#### TASK INSTRUCTIONS:
In how many lines of the listing does the string "Bilgileri" appear? Give only the number.

#### RECORDS SHOWN:
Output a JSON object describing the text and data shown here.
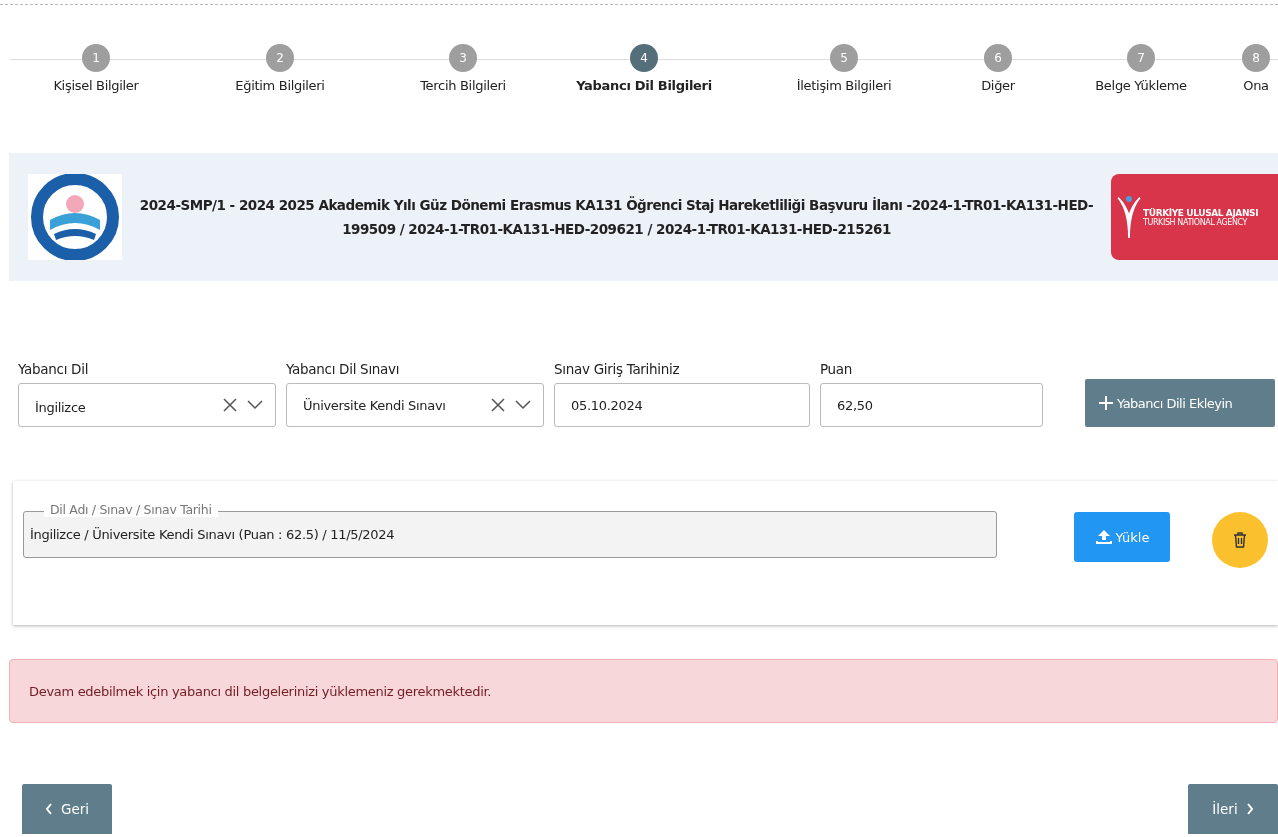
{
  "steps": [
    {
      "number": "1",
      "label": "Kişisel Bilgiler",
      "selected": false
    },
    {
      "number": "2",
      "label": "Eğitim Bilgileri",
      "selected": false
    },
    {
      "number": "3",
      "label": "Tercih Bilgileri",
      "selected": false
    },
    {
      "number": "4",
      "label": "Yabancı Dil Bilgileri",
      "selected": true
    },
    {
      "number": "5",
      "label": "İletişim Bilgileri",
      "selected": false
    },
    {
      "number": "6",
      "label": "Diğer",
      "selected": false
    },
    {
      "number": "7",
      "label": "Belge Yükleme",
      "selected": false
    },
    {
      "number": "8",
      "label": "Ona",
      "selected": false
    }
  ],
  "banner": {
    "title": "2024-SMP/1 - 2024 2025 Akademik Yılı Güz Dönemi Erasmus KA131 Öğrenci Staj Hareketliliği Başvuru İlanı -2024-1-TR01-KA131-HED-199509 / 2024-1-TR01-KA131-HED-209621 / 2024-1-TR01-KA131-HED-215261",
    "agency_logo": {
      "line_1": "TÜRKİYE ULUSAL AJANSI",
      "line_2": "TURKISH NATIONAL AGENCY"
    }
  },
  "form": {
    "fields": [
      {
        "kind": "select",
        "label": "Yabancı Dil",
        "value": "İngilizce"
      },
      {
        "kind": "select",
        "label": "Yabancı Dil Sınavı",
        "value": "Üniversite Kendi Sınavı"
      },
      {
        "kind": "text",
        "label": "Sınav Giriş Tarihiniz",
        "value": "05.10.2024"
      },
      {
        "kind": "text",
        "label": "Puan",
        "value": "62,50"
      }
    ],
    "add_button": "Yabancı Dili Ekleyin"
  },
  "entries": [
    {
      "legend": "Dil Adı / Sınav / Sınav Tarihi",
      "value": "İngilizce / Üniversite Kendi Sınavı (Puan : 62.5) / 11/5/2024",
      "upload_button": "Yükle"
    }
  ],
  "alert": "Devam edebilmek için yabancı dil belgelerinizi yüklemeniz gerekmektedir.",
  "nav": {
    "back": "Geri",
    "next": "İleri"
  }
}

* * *

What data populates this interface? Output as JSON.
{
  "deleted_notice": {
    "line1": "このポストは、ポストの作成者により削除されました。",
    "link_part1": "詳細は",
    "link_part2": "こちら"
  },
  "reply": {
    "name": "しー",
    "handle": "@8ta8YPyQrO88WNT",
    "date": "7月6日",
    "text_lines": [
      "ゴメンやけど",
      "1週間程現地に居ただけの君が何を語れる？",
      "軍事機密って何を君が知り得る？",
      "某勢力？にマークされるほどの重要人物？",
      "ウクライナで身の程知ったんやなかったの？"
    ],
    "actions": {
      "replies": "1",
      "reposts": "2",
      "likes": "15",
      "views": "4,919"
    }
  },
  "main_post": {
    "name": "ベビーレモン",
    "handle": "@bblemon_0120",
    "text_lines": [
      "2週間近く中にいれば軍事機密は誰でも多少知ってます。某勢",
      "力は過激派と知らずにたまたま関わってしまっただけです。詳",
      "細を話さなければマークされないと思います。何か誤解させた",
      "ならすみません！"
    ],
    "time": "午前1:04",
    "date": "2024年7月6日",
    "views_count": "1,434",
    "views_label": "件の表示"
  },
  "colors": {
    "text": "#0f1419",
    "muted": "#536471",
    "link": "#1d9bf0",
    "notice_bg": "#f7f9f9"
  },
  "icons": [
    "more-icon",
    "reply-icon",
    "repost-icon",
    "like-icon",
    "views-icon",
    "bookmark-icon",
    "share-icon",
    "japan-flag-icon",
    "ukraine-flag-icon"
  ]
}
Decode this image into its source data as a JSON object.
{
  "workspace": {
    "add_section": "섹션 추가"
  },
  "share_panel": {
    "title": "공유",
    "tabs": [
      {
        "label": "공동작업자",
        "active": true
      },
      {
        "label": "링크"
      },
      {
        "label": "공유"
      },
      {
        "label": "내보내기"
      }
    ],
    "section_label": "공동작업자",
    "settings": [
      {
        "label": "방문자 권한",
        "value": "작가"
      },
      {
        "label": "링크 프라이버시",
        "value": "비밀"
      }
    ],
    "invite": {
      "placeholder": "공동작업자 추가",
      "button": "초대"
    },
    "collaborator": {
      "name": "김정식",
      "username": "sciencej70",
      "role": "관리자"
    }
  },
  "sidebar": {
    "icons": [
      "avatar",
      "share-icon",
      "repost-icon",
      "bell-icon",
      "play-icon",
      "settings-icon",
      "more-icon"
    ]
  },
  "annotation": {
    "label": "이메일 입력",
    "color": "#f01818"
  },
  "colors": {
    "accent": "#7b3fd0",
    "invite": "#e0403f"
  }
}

#### OUTPUT FOR THIS EXERCISE:
4